A protester honors the late Ruth Bader Ginsburg. At today’s rally in San Mateo, many held picket signs denouncing Donald Trump and Amy Coney Barrett.

In a relatively calm protest of about 100 people, The Raging Grannies held a sister rally to the National Women’s March today at 3 p.m. The San Mateo crowd denounced Donald Trump and Supreme Court nominee Amy Coney Barrett, while also standing for women’s rights, the Affordable Care Act, voters’ rights, the freedom of speech, racial equality and LGBTQ+ rights.

“We have suffered through this season of crises,” Raging Granny Ruth Robertson said. “We have had enough; we are rising up to shift our future, and we welcome all women who share that vision. Trump has emboldened right-wing militia groups, and it’s almost as if he’s implicitly given them permission to take whatever action they want to.

Throughout the largely white and female adult crowd, many protesters held signs encouraging passersby on El Camino Real to vote, as well as signs honoring the late Ruth Bader Ginsburg.

“When it comes to BLM, we’re trying really hard to listen and learn and not speak for people whose experiences that we don’t share, but to be allies,” Robertson said. “We want to be there for them, and we want to point out that women — particularly Black women, Hispanic women and Pacific Islander women — have a really heavy burden.” 

About a quarter of the way through, dancer Sharat Lin donned a monarch butterfly costume and performed the interpretive “dance of peace.” 

Lin, who first started performing the dance with a group of friends in 2008, said that they originally danced on street corners and at farmers markets, even getting invited to museums. Now, in the midst of the Black Lives Matter movement, Lin and his group have been attending and performing at protests throughout the Bay Area.

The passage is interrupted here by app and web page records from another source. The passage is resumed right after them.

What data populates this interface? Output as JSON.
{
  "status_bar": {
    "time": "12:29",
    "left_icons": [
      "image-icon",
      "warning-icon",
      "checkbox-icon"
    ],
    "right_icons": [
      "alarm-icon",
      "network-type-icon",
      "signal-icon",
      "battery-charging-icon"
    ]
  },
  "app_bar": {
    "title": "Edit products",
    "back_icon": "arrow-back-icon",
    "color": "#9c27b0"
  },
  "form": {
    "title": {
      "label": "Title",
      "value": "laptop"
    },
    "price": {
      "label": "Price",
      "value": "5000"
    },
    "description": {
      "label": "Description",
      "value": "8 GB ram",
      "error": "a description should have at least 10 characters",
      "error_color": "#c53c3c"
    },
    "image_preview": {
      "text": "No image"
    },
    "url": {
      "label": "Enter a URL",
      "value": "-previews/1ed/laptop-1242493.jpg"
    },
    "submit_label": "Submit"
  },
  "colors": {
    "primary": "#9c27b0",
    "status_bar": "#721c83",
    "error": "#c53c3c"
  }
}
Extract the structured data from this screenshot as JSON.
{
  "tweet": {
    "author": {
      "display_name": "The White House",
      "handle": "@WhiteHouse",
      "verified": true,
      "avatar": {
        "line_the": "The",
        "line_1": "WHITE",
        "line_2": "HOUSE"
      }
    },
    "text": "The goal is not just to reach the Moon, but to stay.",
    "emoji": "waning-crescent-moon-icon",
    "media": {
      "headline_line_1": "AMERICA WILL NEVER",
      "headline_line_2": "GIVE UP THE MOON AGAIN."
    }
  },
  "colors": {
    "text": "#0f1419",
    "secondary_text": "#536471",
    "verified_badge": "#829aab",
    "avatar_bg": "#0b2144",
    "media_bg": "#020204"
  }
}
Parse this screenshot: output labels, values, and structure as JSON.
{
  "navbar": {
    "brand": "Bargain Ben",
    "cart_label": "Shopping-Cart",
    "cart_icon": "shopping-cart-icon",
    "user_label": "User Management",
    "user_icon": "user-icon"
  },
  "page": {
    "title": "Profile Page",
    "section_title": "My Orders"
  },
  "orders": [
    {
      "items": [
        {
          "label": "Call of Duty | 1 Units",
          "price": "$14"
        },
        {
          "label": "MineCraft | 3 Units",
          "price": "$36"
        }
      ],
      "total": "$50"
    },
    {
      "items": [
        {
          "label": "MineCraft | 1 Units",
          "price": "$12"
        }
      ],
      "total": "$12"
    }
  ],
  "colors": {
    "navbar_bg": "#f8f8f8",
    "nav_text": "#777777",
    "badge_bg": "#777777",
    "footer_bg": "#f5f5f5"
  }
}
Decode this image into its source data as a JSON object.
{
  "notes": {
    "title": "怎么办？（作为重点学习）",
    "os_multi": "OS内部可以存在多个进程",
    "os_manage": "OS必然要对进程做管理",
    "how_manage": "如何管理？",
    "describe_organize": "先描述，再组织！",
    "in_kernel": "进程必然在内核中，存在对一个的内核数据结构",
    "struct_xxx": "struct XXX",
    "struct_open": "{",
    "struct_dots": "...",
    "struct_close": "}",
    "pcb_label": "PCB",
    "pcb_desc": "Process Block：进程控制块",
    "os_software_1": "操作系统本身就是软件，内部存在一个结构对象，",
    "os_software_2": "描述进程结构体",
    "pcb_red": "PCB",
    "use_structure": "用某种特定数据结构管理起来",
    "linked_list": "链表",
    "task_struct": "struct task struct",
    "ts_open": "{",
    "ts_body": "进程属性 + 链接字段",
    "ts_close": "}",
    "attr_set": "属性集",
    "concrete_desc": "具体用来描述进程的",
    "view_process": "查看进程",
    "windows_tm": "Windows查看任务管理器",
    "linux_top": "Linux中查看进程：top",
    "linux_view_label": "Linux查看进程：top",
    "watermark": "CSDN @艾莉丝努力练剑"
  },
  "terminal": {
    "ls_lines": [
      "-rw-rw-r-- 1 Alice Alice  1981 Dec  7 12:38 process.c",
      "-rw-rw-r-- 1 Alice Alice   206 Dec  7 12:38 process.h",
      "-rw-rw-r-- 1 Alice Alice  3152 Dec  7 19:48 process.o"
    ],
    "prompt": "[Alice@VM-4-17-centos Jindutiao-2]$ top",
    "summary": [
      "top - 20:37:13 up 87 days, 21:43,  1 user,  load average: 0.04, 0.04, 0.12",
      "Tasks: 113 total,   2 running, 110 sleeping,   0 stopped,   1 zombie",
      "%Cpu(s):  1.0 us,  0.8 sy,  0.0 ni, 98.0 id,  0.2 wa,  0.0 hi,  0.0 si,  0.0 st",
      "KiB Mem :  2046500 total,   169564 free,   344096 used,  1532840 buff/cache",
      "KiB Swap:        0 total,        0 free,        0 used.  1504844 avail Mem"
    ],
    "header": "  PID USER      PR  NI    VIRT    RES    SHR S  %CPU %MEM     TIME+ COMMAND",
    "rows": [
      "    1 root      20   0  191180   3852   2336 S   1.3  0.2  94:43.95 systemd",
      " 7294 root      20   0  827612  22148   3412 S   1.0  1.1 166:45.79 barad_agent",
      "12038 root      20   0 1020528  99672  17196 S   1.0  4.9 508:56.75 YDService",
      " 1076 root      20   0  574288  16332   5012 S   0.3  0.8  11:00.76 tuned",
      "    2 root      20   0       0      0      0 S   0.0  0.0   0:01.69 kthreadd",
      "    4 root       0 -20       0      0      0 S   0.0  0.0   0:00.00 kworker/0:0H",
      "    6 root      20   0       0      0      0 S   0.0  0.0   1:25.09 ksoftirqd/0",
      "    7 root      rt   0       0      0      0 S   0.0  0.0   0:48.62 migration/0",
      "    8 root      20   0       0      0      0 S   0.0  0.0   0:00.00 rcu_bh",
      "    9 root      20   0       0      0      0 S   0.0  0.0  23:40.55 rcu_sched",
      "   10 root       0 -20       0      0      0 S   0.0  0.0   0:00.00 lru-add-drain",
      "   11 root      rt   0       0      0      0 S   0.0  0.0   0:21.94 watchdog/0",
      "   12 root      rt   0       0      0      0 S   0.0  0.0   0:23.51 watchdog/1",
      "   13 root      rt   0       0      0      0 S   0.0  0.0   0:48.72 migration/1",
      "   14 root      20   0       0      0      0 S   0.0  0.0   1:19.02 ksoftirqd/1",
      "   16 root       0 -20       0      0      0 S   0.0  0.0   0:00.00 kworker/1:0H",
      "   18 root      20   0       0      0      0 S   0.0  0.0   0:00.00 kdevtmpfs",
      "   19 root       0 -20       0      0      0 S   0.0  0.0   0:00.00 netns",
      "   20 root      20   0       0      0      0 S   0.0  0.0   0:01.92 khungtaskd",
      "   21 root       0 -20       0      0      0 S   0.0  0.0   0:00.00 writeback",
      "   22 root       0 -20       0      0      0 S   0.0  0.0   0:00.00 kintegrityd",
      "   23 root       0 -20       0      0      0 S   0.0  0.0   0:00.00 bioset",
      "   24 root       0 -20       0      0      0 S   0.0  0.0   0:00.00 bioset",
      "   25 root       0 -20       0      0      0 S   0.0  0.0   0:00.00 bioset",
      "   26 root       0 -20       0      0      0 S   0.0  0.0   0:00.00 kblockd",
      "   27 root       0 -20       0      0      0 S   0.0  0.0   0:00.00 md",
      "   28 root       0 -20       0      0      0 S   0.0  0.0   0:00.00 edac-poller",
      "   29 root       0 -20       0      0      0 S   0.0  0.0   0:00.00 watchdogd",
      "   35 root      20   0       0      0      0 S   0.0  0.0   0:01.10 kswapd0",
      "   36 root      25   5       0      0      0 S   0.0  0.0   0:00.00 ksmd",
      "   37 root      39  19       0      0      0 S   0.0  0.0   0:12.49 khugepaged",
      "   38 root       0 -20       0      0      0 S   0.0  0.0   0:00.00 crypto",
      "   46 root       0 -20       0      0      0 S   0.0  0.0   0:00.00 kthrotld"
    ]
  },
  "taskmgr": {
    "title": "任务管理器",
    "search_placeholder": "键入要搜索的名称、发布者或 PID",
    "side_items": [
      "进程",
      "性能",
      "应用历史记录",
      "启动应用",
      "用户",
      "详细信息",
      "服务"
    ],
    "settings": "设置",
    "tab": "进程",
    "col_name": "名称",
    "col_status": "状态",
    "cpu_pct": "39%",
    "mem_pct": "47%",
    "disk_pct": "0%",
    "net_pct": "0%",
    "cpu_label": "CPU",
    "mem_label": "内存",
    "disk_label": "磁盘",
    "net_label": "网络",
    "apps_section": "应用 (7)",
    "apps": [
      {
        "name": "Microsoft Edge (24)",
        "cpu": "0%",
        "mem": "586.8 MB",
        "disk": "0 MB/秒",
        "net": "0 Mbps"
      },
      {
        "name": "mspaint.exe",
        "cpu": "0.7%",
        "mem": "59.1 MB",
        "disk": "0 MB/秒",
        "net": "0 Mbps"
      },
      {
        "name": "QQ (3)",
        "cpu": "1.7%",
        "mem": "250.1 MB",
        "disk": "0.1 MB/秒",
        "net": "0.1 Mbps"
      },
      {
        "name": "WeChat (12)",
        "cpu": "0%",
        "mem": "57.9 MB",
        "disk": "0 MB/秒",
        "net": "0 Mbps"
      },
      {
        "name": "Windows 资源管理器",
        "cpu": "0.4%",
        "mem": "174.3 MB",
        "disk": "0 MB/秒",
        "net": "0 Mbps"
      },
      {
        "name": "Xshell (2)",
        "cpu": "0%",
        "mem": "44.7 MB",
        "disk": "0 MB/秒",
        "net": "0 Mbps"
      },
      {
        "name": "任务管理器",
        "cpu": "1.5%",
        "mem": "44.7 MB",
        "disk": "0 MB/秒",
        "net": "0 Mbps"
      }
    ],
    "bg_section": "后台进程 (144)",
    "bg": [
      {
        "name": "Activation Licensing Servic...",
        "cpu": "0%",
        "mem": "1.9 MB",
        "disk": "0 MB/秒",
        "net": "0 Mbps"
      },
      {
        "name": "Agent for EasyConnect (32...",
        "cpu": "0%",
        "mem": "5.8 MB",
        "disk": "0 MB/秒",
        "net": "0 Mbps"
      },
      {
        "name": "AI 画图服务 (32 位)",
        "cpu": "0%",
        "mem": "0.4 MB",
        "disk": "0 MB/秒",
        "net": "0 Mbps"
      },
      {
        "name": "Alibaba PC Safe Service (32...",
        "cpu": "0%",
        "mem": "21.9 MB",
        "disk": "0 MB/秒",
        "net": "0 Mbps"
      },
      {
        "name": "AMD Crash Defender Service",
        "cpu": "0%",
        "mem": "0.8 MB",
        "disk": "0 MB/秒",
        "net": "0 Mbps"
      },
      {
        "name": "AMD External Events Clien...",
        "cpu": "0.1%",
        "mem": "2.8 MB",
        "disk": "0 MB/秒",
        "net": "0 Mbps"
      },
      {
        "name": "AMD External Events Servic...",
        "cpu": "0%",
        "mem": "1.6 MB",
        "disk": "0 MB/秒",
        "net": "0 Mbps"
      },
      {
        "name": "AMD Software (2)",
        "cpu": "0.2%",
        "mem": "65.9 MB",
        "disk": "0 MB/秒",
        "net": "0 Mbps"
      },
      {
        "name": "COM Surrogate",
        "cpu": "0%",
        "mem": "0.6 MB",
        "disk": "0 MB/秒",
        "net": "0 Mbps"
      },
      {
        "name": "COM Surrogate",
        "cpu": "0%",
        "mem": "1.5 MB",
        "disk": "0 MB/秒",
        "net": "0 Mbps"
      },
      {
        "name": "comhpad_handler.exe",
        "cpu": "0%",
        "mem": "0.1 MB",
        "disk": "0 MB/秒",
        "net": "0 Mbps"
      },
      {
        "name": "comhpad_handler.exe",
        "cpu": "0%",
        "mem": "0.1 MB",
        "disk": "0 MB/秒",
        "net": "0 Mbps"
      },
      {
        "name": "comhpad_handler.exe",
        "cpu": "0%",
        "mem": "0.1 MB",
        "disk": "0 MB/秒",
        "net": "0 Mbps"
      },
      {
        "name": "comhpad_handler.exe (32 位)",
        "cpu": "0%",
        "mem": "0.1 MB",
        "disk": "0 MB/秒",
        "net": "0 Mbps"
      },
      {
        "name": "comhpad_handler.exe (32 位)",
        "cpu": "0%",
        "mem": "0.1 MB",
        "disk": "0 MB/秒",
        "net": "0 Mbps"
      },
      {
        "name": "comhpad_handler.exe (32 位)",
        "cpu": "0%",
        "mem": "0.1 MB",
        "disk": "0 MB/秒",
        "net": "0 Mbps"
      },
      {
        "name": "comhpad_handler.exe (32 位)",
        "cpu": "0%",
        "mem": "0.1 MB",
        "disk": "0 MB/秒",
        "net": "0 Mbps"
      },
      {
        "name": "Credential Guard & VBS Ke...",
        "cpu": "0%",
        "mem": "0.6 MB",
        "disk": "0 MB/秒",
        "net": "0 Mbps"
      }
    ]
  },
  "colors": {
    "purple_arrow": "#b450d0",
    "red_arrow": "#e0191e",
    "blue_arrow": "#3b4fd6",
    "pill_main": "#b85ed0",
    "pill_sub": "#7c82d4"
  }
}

“We started doing the dance to put joy and happiness in the world,” Lin said. “When you come to rallies, people don’t want to just hear a bunch of speeches for an hour. So it’s good to have some performers — it’s just part of making it more fun for people.”

Robertson said that under normal circumstances the Grannies would’ve sung, but that was scrapped in favor of Lin’s dance due to the pandemic. The Grannies also consulted with a nurse who “specializes in safe gatherings” before hosting the event, implementing safety measures such as disinfecting the microphone as it was passed to different speakers.

“When I woke up this morning, I didn’t want to come out here when I looked at the temperature,” Robertson said when asked why she came out to protest today. “But if I don’t rage for a couple of weeks I’m feeling like I need to get out there and be visible and be a presence.”